David Sirota, at Salon, in regard to
…the blatant ethnic/religious profiling of an Arab student injured at the Boston Marathon bombing. In that…episode, he was…targeted as a suspect because—like thousands of others—he was running away from the blast…then came CNN’s declaration that police had arrested a “dark-skinned male”—again, unquestioningly blared all over the world, drowning out a CBS News report alleging that the “man sought as a possible suspect is a white male, wearing white baseball cap on backwards, a gray hoodie and a black jacket.”…
The particular tragedy of Israel’s treatment of the Palestinian people is that nobody seems to have learned anything. Israel itself was brought into being partly as a belated and guilty attempt by the world community to help compensate for its complicity in, or at least its inability to prevent, the catastrophic crime of the Holocaust. Of all people, the Jewish people ought to know how it feels to be persecuted en masse, to be punished collectively and to be treated as less than human. For the Israeli state and the collective of often unlikely bedfellows who support it so unquestioningly throughout the world to pursue and support the inhumane treatment of the Palestinian people – forced so brutally off their land in 1948 and still under attack today – to be so blind to the idea that injustice is injustice, regardless not just on whom it is visited, but by whom as well, is one of the defining iniquities of our age, and powerfully implies a shamingly low upper limit on the extent of our species’ moral intelligence.
The solution to the dispossession and persecution of one people can never be to dispossess and persecute another. When we do this, or participate in this, or even just allow this to happen without criticism or resistance, we only help ensure further injustice, oppression, intolerance, cruelty and violence in the future.
We may see ourselves as many tribes, but we are one species, and in failing to speak out against injustices inflicted on some of our number and doing what we can to combat those without piling further wrongs on earlier ones, we are effectively collectively punishing ourselves.
What’s important for us to acknowledge and really reckon with is that this system that shuttles kids from poor schools to brand new, fancy, high-tech prisons did not happen accidentally. It was created. It is a reflection of deliberate policy choices that have been made to invest in prisons and incarceration rather than in education. And we now see the results of those choices. And the result is poor kids, particularly poor kids of color, growing up in a system that is designed for them to fail.
While they’re not given meaningful educational opportunities and they’re targeted by police for routine stops and frisks and searches — treated like potential criminals, even within their own schools and classrooms — doing time ends up seeming more like an inevitable stage of one’s life, rather than a reflection of any personal choices one might make.

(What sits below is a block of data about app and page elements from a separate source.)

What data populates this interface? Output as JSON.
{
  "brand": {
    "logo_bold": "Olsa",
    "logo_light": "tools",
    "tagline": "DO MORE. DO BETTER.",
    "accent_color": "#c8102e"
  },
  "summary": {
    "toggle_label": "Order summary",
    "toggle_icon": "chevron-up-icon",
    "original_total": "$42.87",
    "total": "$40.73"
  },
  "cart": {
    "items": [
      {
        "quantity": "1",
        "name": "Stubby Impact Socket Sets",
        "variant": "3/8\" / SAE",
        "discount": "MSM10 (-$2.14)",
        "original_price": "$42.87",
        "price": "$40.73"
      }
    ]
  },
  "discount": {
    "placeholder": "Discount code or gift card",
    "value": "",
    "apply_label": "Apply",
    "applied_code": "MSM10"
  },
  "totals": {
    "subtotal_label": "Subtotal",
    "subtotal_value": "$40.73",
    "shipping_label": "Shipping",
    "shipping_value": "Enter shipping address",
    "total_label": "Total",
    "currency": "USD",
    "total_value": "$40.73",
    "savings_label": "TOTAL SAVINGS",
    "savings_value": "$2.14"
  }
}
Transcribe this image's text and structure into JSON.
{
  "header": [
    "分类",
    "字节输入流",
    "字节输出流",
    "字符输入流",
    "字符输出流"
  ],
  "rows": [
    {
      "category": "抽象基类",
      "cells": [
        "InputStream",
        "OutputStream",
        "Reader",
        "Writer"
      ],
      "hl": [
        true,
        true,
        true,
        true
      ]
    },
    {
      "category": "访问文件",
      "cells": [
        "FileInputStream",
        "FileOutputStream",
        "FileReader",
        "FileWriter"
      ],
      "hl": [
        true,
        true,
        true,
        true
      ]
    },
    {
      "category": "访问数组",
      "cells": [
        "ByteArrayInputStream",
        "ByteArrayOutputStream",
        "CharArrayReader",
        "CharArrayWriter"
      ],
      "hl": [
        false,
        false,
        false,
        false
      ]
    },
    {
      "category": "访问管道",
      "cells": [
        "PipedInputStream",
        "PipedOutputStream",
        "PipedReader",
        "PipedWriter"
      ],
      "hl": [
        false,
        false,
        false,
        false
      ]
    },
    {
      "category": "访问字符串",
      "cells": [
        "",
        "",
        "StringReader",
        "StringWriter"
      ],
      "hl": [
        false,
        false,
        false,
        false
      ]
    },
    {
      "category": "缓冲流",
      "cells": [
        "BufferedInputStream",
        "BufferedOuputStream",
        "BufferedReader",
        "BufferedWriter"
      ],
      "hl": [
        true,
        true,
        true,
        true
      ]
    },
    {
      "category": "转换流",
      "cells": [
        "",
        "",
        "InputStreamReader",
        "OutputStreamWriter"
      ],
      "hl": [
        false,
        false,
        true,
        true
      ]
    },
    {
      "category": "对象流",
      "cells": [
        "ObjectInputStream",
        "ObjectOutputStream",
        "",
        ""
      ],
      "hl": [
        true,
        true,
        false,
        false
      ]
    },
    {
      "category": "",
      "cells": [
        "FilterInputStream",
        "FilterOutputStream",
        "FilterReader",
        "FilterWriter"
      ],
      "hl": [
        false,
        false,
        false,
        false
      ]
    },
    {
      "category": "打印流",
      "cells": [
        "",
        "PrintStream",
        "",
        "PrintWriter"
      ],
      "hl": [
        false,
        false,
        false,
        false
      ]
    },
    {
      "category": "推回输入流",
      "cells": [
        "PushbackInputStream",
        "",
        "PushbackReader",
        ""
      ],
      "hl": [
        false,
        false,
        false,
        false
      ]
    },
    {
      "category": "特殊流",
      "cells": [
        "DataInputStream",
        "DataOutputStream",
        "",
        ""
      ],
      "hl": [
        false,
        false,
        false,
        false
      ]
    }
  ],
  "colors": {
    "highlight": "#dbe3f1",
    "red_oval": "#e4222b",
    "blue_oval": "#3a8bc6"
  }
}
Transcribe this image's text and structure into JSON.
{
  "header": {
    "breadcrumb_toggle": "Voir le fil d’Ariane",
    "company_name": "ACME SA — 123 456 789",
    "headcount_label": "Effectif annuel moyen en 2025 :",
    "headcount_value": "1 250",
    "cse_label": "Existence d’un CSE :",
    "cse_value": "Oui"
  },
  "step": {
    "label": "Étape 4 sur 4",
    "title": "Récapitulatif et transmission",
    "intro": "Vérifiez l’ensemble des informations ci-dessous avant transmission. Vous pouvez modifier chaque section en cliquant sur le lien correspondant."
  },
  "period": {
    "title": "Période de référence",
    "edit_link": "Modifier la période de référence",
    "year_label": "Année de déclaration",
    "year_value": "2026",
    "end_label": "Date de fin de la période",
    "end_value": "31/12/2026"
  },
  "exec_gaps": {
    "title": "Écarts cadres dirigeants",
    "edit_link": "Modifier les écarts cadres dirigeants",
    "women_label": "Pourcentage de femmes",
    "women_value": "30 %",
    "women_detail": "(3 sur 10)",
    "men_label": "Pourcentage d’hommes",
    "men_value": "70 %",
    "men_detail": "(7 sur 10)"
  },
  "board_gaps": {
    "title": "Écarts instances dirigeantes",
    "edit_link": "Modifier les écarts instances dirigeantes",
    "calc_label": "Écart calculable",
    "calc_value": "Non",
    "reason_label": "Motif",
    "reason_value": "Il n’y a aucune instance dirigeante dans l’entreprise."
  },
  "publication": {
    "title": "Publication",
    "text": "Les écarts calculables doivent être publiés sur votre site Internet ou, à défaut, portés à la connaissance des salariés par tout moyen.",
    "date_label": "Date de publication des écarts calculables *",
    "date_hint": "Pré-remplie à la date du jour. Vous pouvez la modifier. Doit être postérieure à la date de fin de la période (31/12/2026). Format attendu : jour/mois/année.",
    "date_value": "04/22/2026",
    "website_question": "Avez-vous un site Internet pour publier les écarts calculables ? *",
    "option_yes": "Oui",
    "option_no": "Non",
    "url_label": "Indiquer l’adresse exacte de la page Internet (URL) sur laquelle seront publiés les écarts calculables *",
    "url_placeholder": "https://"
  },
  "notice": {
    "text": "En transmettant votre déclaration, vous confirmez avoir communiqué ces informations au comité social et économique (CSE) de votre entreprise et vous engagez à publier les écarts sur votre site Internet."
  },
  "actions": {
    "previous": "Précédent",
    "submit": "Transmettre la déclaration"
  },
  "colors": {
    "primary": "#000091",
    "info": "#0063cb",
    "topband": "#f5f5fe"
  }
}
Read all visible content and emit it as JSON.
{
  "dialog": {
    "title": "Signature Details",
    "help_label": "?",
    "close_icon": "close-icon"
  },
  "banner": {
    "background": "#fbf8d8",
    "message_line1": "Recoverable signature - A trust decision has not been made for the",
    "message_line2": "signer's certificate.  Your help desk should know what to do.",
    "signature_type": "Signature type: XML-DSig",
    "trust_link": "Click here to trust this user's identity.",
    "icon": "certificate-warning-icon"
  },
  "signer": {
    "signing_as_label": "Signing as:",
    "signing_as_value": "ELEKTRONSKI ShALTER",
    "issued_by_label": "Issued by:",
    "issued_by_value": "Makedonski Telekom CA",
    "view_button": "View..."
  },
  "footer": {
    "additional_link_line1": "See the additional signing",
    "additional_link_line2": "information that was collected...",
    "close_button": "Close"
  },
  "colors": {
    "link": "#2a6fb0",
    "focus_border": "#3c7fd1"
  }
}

So do I think this is a system of racial and social control? Absolutely. This is a system that operates to control populations defined by race and class through primarily punitive interventions, rather than investing in education and job opportunities and the types of investments that might give kids a path out.